The measure the Senate is poised to approve extends for two years Bush-era federal income tax cuts Republicans made a priority of getting for all income levels. At the top of objections from liberal Democrats was Obama handing Republicans a generous estate tax benefit -- with the rate to be 35 percent for estates valued at more than $5 million. In return, Obama won extension of unemployment benefits and a trim in payroll taxes for a year.
Last week, Sen. Bernie Sanders (I-Vt.) delivered a marathon filibuster-style speech for over eight hours against the deal, arguing it is a giveaway for millionaires. Senate Minority Leader Mitch McConnell (R-Ky.) said in a floor speech on Monday he disliked in particular "the Democrats' insistence that we borrow the money we need to pay for a further extension of unemployment insurance."
Sen. Dick Durbin (D-Ill.) and Sen. Mark Kirk (R-Ill.) voted to end debate and advance the tax package, which passed on an 83-15 roll call; at least 60 votes were needed. Thirty-seven Republicans joined 46 Democrats in voting yes.
Kirk said in a statement, "I voted for the bill to prevent a massive tax hike from hitting Illinois families and hurting our economy during this Great Recession. President Obama and Senate leaders agree that this legislation will help end the recession, adding jobs and restoring tax-rate certainty to this fragile economy. . . . After enactment of this legislation, I will turn my attention to cutting federal spending, reducing the cost of Congress and the executive branch to bring down the debt."
Earlier on Monday Kirk sent out an e-mail where he said he was looking for guidance on how to vote. In the e-mail he claimed, incorrectly, "some House leaders say this legislation is misguided and taxes should go up." Obama and Democrats had always wanted to extend the break to earners with incomes below $250,000 but as part of the compromise, Obama gave that up.
After the 60 votes were locked in, Obama went to the White House briefing room to read a statement where he touted the bipartisan nature of the deal. Obama's White House team is bracing for the new reality it faces next year, when Republicans control the House and Democratic strength is weakened in the Senate.

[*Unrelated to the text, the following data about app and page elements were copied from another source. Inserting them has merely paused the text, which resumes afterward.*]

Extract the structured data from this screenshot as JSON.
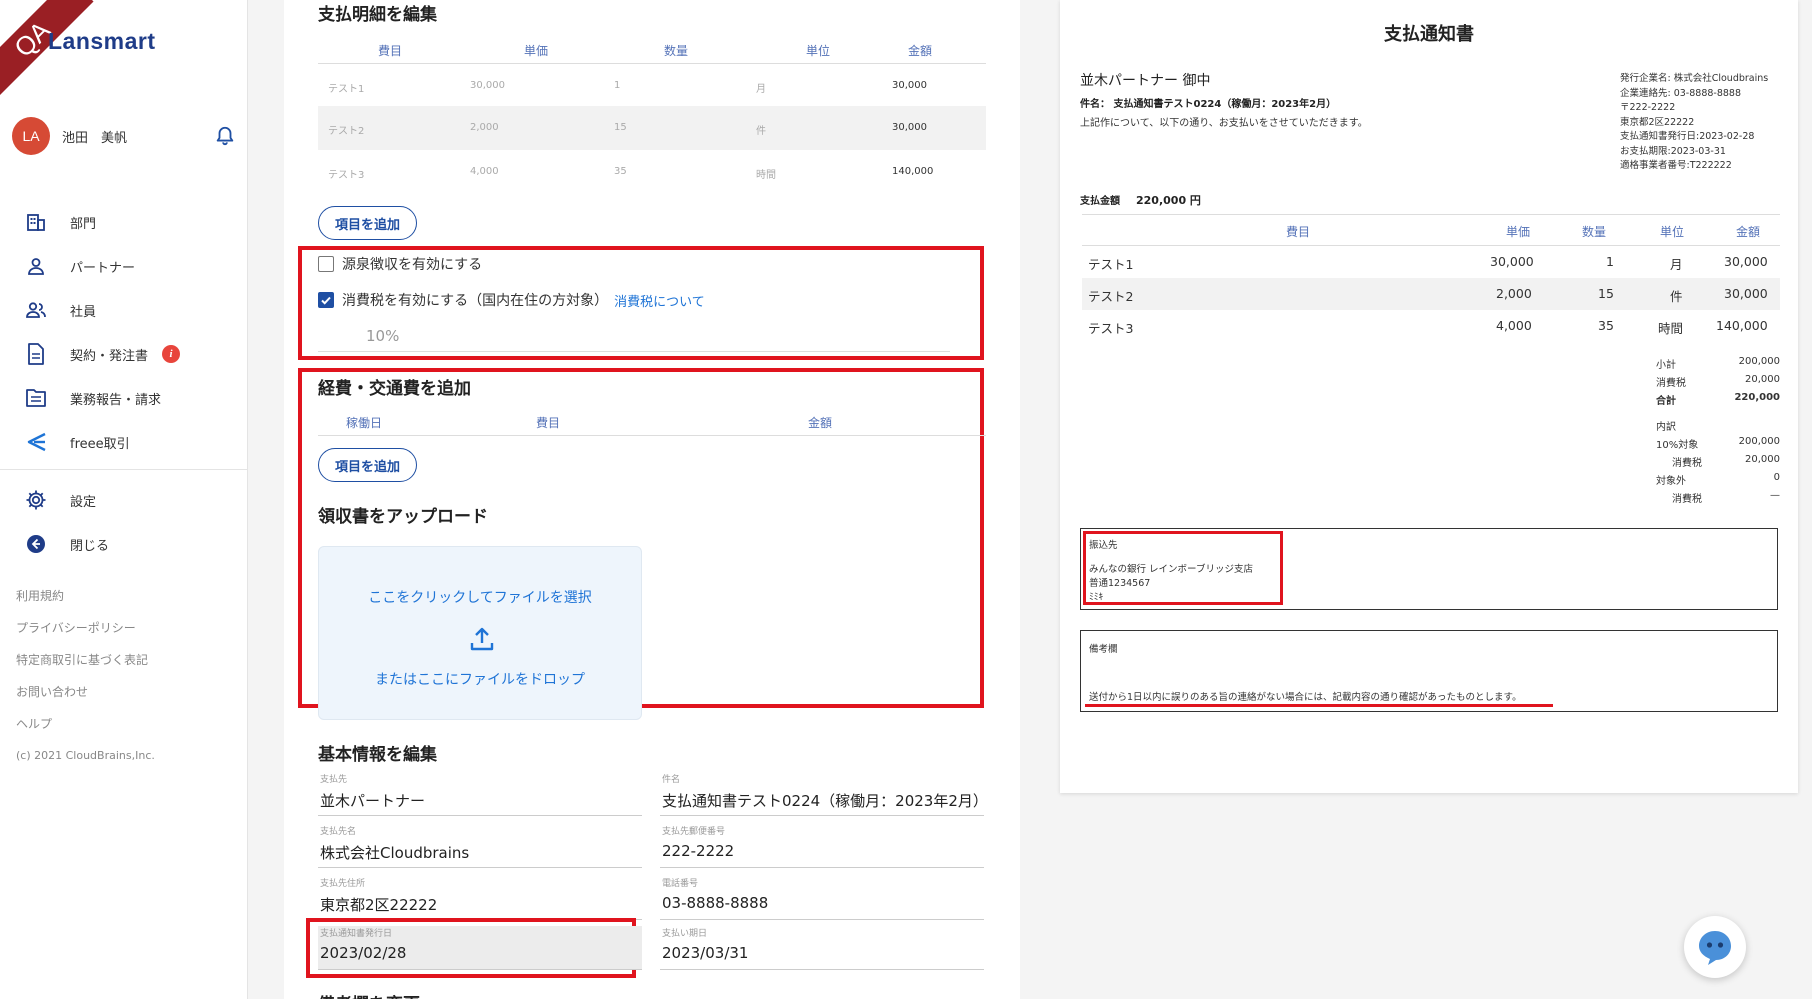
{
  "sidebar": {
    "qa_ribbon": "QA",
    "logo": "Lansmart",
    "user": {
      "initials": "LA",
      "name": "池田　美帆"
    },
    "nav": [
      {
        "label": "部門",
        "icon": "building-icon"
      },
      {
        "label": "パートナー",
        "icon": "person-icon"
      },
      {
        "label": "社員",
        "icon": "people-icon"
      },
      {
        "label": "契約・発注書",
        "icon": "document-icon",
        "badge": "i"
      },
      {
        "label": "業務報告・請求",
        "icon": "report-icon"
      },
      {
        "label": "freee取引",
        "icon": "freee-icon"
      }
    ],
    "nav2": [
      {
        "label": "設定",
        "icon": "gear-icon"
      },
      {
        "label": "閉じる",
        "icon": "collapse-icon"
      }
    ],
    "footer_links": [
      "利用規約",
      "プライバシーポリシー",
      "特定商取引に基づく表記",
      "お問い合わせ",
      "ヘルプ"
    ],
    "copyright": "(c) 2021 CloudBrains,Inc."
  },
  "form": {
    "items_title": "支払明細を編集",
    "items_headers": [
      "費目",
      "単価",
      "数量",
      "単位",
      "金額"
    ],
    "items": [
      {
        "name": "テスト1",
        "price": "30,000",
        "qty": "1",
        "unit": "月",
        "amount": "30,000"
      },
      {
        "name": "テスト2",
        "price": "2,000",
        "qty": "15",
        "unit": "件",
        "amount": "30,000"
      },
      {
        "name": "テスト3",
        "price": "4,000",
        "qty": "35",
        "unit": "時間",
        "amount": "140,000"
      }
    ],
    "add_item_label": "項目を追加",
    "withholding_label": "源泉徴収を有効にする",
    "withholding_checked": false,
    "consumption_tax_label": "消費税を有効にする（国内在住の方対象）",
    "consumption_tax_checked": true,
    "consumption_tax_link": "消費税について",
    "tax_rate": "10%",
    "expenses_title": "経費・交通費を追加",
    "expenses_headers": [
      "稼働日",
      "費目",
      "金額"
    ],
    "add_expense_label": "項目を追加",
    "receipt_title": "領収書をアップロード",
    "upload_click_text": "ここをクリックしてファイルを選択",
    "upload_drop_text": "またはここにファイルをドロップ",
    "basic_title": "基本情報を編集",
    "fields": {
      "payee": {
        "label": "支払先",
        "value": "並木パートナー"
      },
      "subject": {
        "label": "件名",
        "value": "支払通知書テスト0224（稼働月：2023年2月）"
      },
      "payee_name": {
        "label": "支払先名",
        "value": "株式会社Cloudbrains"
      },
      "postal": {
        "label": "支払先郵便番号",
        "value": "222-2222"
      },
      "address": {
        "label": "支払先住所",
        "value": "東京都2区22222"
      },
      "phone": {
        "label": "電話番号",
        "value": "03-8888-8888"
      },
      "issue_date": {
        "label": "支払通知書発行日",
        "value": "2023/02/28"
      },
      "due_date": {
        "label": "支払い期日",
        "value": "2023/03/31"
      }
    },
    "cut_title": "備考欄を変更"
  },
  "preview": {
    "title": "支払通知書",
    "to": "並木パートナー 御中",
    "subject": "件名： 支払通知書テスト0224（稼働月：2023年2月）",
    "intro": "上記作について、以下の通り、お支払いをさせていただきます。",
    "issuer": [
      "発行企業名: 株式会社Cloudbrains",
      "企業連絡先: 03-8888-8888",
      "〒222-2222",
      "東京都2区22222",
      "支払通知書発行日:2023-02-28",
      "お支払期限:2023-03-31",
      "適格事業者番号:T222222"
    ],
    "pay_label": "支払金額",
    "pay_amount": "220,000 円",
    "headers": [
      "費目",
      "単価",
      "数量",
      "単位",
      "金額"
    ],
    "rows": [
      {
        "name": "テスト1",
        "price": "30,000",
        "qty": "1",
        "unit": "月",
        "amount": "30,000"
      },
      {
        "name": "テスト2",
        "price": "2,000",
        "qty": "15",
        "unit": "件",
        "amount": "30,000"
      },
      {
        "name": "テスト3",
        "price": "4,000",
        "qty": "35",
        "unit": "時間",
        "amount": "140,000"
      }
    ],
    "sums": {
      "subtotal_label": "小計",
      "subtotal": "200,000",
      "tax_label": "消費税",
      "tax": "20,000",
      "total_label": "合計",
      "total": "220,000",
      "breakdown_label": "内訳",
      "r10_label": "10%対象",
      "r10": "200,000",
      "r10_tax_label": "消費税",
      "r10_tax": "20,000",
      "exempt_label": "対象外",
      "exempt": "0",
      "exempt_tax_label": "消費税",
      "exempt_tax": "—"
    },
    "bank": {
      "label": "振込先",
      "line1": "みんなの銀行 レインボーブリッジ支店",
      "line2": "普通1234567",
      "line3": "ﾐﾐｷ"
    },
    "note": {
      "label": "備考欄",
      "text": "送付から1日以内に誤りのある旨の連絡がない場合には、記載内容の通り確認があったものとします。"
    }
  },
  "colors": {
    "accent": "#1f4fa3",
    "highlight": "#e0141e",
    "ribbon": "#9a1f24"
  }
}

The Senate could vote on the tax bill itself today or Wednesday.